- if the creditor is objecting, the reasons for them doing so.
If you ask the court to reduce or stop any interest from being added to the debt, the court will also have to consider whether this is ‘just’.
You should add points that may help the court decide that your case is just.
- Could you afford the payments when you first took out the agreement?
- Was your agreement very expensive or not appropriate for your needs at the time? Point out a high interest rate.
- Have you taken out further credit since? If so, then was there a good reason for this?
- Did you have a good payment record in the past?
- Have you tried to sort out your problems and ask the creditor for a payment arrangement?
By asking the court to freeze or reduce the interest, you are asking for a time order. For more information, see our Time orders fact sheet.
What if I don’t ask for time to pay?
If the court makes a decision that you owe the claimant money and you do not ask for time to pay, the claimant can enforce the debt. They have to wait for 4 weeks after the decision is made before they taking any further action. They can then send a 'charge to pay' giving you a further 14 days to pay.
Once this time has run out, they can apply for diligence (enforcement). There may be a number of different options available to them, depending on your circumstances. To find out more, see our Diligence fact sheet.
The Debt Arrangement Scheme
You may be able to apply for a debt-payment programme under the Debt Arrangement Scheme (DAS). This is a way of putting all your debts together and making one monthly payment that you can afford. This is paid to an approved payment distributor who sends the money to your creditors for you.
- A debt-payment programme will cancel most forms of diligence (enforcement action) such as arrestment of your bank account, or an earnings arrestment.
- A DAS also freezes interest, fees and charges on all of your debts, from the date that you apply for your debt-payment programme.

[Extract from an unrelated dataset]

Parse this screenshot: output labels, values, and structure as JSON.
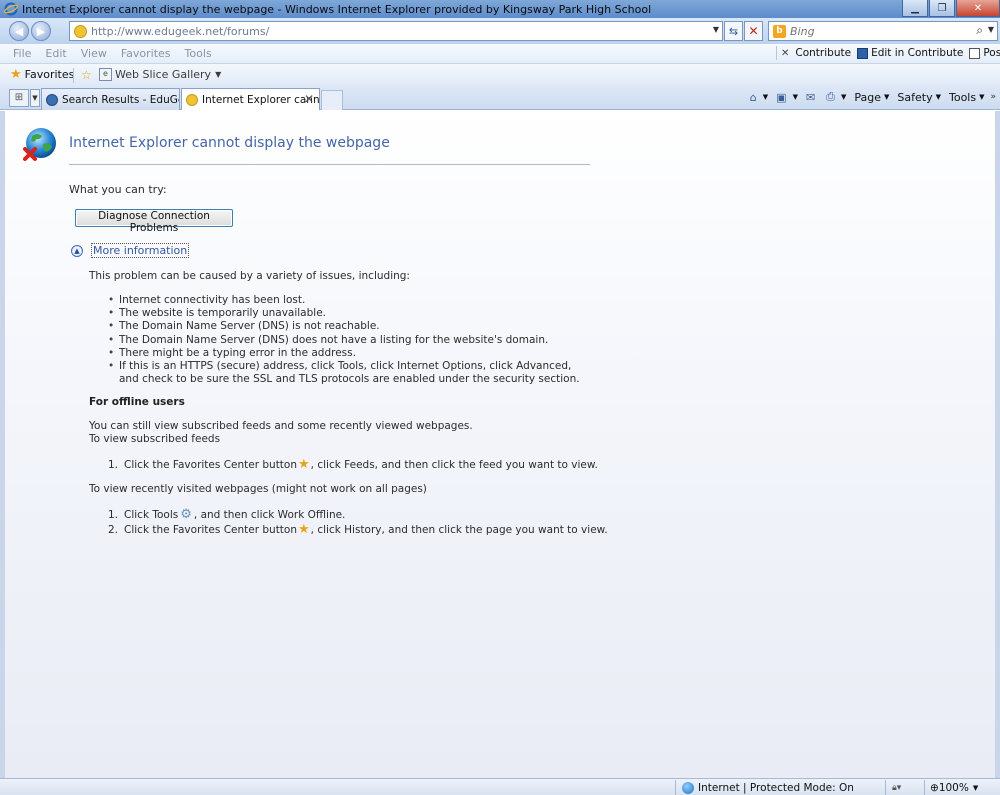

For more information, see our Debt Arrangement Scheme fact sheet.
Other fact sheets that may help you
Debt Arrangement Scheme fact sheet
Sheriff court action fact sheet